━━━ Given information
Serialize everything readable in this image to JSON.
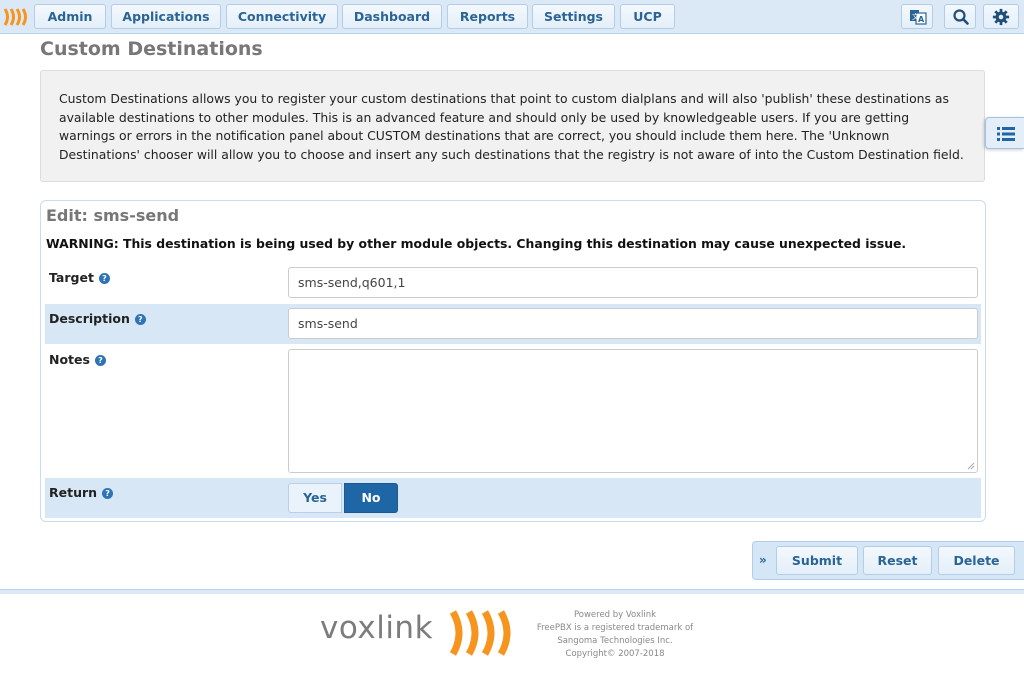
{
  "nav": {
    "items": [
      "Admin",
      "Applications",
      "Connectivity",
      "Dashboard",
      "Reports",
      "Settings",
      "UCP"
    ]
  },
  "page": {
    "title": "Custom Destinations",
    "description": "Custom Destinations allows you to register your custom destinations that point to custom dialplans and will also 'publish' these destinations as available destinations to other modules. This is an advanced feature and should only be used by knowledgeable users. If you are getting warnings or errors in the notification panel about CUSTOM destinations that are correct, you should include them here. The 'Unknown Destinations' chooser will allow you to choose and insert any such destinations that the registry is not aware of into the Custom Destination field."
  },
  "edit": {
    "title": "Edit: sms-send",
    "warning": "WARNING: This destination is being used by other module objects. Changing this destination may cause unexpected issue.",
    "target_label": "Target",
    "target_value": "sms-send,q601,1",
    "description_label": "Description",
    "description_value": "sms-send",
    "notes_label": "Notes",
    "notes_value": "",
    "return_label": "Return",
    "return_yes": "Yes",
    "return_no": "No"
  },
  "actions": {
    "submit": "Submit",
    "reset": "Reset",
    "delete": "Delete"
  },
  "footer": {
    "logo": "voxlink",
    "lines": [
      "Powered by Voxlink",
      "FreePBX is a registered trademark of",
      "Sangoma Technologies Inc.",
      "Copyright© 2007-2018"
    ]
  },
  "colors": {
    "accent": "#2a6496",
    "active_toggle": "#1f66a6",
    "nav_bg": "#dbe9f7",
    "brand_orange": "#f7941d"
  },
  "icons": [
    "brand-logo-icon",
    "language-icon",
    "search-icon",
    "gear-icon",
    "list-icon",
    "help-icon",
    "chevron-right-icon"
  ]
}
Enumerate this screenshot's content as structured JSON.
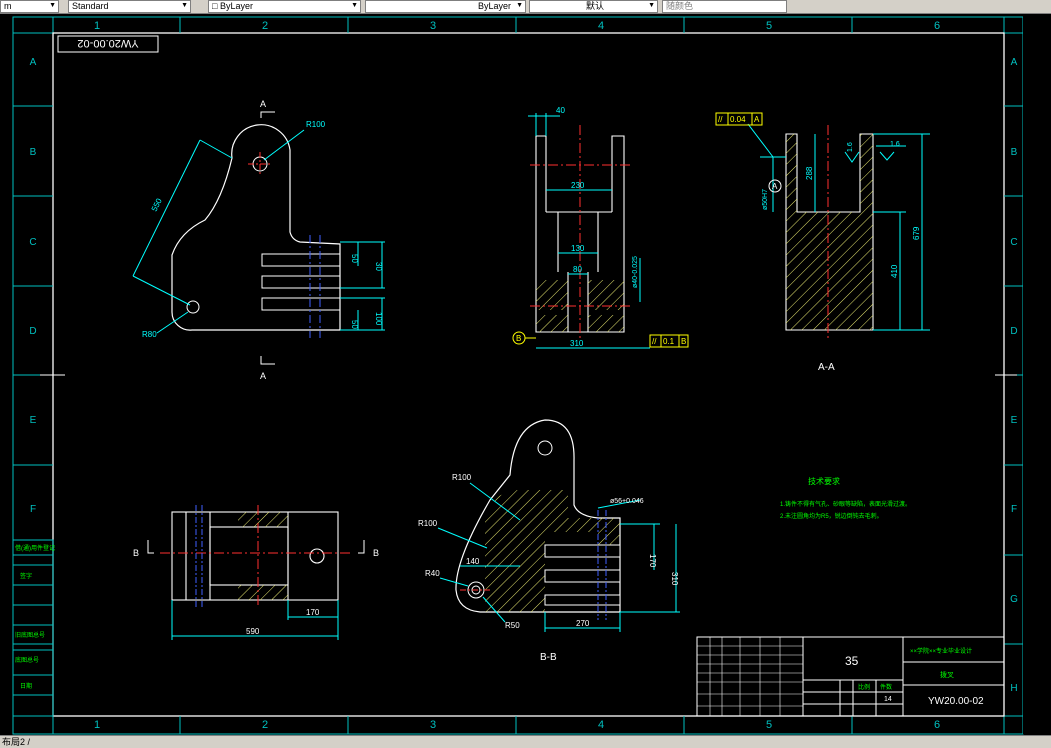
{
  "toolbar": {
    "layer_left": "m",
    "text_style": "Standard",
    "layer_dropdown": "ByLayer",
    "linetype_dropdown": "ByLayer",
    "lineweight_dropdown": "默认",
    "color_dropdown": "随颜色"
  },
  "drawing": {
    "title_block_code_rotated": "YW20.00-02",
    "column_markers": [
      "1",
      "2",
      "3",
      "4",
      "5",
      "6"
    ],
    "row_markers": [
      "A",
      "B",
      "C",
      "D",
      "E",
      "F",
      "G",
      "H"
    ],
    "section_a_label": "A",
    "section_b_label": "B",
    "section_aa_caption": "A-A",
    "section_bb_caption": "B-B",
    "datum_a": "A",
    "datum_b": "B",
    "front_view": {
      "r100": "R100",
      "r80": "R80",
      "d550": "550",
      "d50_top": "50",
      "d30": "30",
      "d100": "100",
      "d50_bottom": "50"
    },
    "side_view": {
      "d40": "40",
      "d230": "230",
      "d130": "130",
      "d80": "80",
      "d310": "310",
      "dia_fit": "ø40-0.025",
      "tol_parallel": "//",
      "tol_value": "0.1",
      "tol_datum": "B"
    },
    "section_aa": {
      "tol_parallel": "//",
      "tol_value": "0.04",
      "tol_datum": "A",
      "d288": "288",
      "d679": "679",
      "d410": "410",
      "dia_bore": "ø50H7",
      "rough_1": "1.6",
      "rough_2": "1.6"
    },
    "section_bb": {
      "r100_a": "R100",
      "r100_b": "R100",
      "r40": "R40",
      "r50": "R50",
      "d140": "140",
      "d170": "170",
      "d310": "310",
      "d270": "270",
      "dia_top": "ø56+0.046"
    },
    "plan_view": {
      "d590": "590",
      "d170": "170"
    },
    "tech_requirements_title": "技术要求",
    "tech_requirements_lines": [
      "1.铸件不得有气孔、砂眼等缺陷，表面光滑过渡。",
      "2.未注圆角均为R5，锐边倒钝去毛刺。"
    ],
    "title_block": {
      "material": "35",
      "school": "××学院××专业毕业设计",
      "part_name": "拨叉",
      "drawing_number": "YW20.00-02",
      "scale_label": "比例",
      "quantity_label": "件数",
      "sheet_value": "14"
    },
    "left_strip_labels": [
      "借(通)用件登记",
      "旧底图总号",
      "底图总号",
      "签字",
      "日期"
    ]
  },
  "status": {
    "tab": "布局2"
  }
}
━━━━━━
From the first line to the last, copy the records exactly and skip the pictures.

Serialize everything readable in this image to JSON.
{
  "nav": {
    "items": [
      "Admin",
      "Applications",
      "Connectivity",
      "Dashboard",
      "Reports",
      "Settings",
      "UCP"
    ]
  },
  "page": {
    "title": "Custom Destinations",
    "description": "Custom Destinations allows you to register your custom destinations that point to custom dialplans and will also 'publish' these destinations as available destinations to other modules. This is an advanced feature and should only be used by knowledgeable users. If you are getting warnings or errors in the notification panel about CUSTOM destinations that are correct, you should include them here. The 'Unknown Destinations' chooser will allow you to choose and insert any such destinations that the registry is not aware of into the Custom Destination field."
  },
  "edit": {
    "title": "Edit: sms-send",
    "warning": "WARNING: This destination is being used by other module objects. Changing this destination may cause unexpected issue.",
    "target_label": "Target",
    "target_value": "sms-send,q601,1",
    "description_label": "Description",
    "description_value": "sms-send",
    "notes_label": "Notes",
    "notes_value": "",
    "return_label": "Return",
    "return_yes": "Yes",
    "return_no": "No"
  },
  "actions": {
    "submit": "Submit",
    "reset": "Reset",
    "delete": "Delete"
  },
  "footer": {
    "logo": "voxlink",
    "lines": [
      "Powered by Voxlink",
      "FreePBX is a registered trademark of",
      "Sangoma Technologies Inc.",
      "Copyright© 2007-2018"
    ]
  },
  "colors": {
    "accent": "#2a6496",
    "active_toggle": "#1f66a6",
    "nav_bg": "#dbe9f7",
    "brand_orange": "#f7941d"
  },
  "icons": [
    "brand-logo-icon",
    "language-icon",
    "search-icon",
    "gear-icon",
    "list-icon",
    "help-icon",
    "chevron-right-icon"
  ]
}
Enumerate this screenshot's content as structured JSON.
{
  "toolbar": {
    "layer_left": "m",
    "text_style": "Standard",
    "layer_dropdown": "ByLayer",
    "linetype_dropdown": "ByLayer",
    "lineweight_dropdown": "默认",
    "color_dropdown": "随颜色"
  },
  "drawing": {
    "title_block_code_rotated": "YW20.00-02",
    "column_markers": [
      "1",
      "2",
      "3",
      "4",
      "5",
      "6"
    ],
    "row_markers": [
      "A",
      "B",
      "C",
      "D",
      "E",
      "F",
      "G",
      "H"
    ],
    "section_a_label": "A",
    "section_b_label": "B",
    "section_aa_caption": "A-A",
    "section_bb_caption": "B-B",
    "datum_a": "A",
    "datum_b": "B",
    "front_view": {
      "r100": "R100",
      "r80": "R80",
      "d550": "550",
      "d50_top": "50",
      "d30": "30",
      "d100": "100",
      "d50_bottom": "50"
    },
    "side_view": {
      "d40": "40",
      "d230": "230",
      "d130": "130",
      "d80": "80",
      "d310": "310",
      "dia_fit": "ø40-0.025",
      "tol_parallel": "//",
      "tol_value": "0.1",
      "tol_datum": "B"
    },
    "section_aa": {
      "tol_parallel": "//",
      "tol_value": "0.04",
      "tol_datum": "A",
      "d288": "288",
      "d679": "679",
      "d410": "410",
      "dia_bore": "ø50H7",
      "rough_1": "1.6",
      "rough_2": "1.6"
    },
    "section_bb": {
      "r100_a": "R100",
      "r100_b": "R100",
      "r40": "R40",
      "r50": "R50",
      "d140": "140",
      "d170": "170",
      "d310": "310",
      "d270": "270",
      "dia_top": "ø56+0.046"
    },
    "plan_view": {
      "d590": "590",
      "d170": "170"
    },
    "tech_requirements_title": "技术要求",
    "tech_requirements_lines": [
      "1.铸件不得有气孔、砂眼等缺陷，表面光滑过渡。",
      "2.未注圆角均为R5，锐边倒钝去毛刺。"
    ],
    "title_block": {
      "material": "35",
      "school": "××学院××专业毕业设计",
      "part_name": "拨叉",
      "drawing_number": "YW20.00-02",
      "scale_label": "比例",
      "quantity_label": "件数",
      "sheet_value": "14"
    },
    "left_strip_labels": [
      "借(通)用件登记",
      "旧底图总号",
      "底图总号",
      "签字",
      "日期"
    ]
  },
  "status": {
    "tab": "布局2"
  }
}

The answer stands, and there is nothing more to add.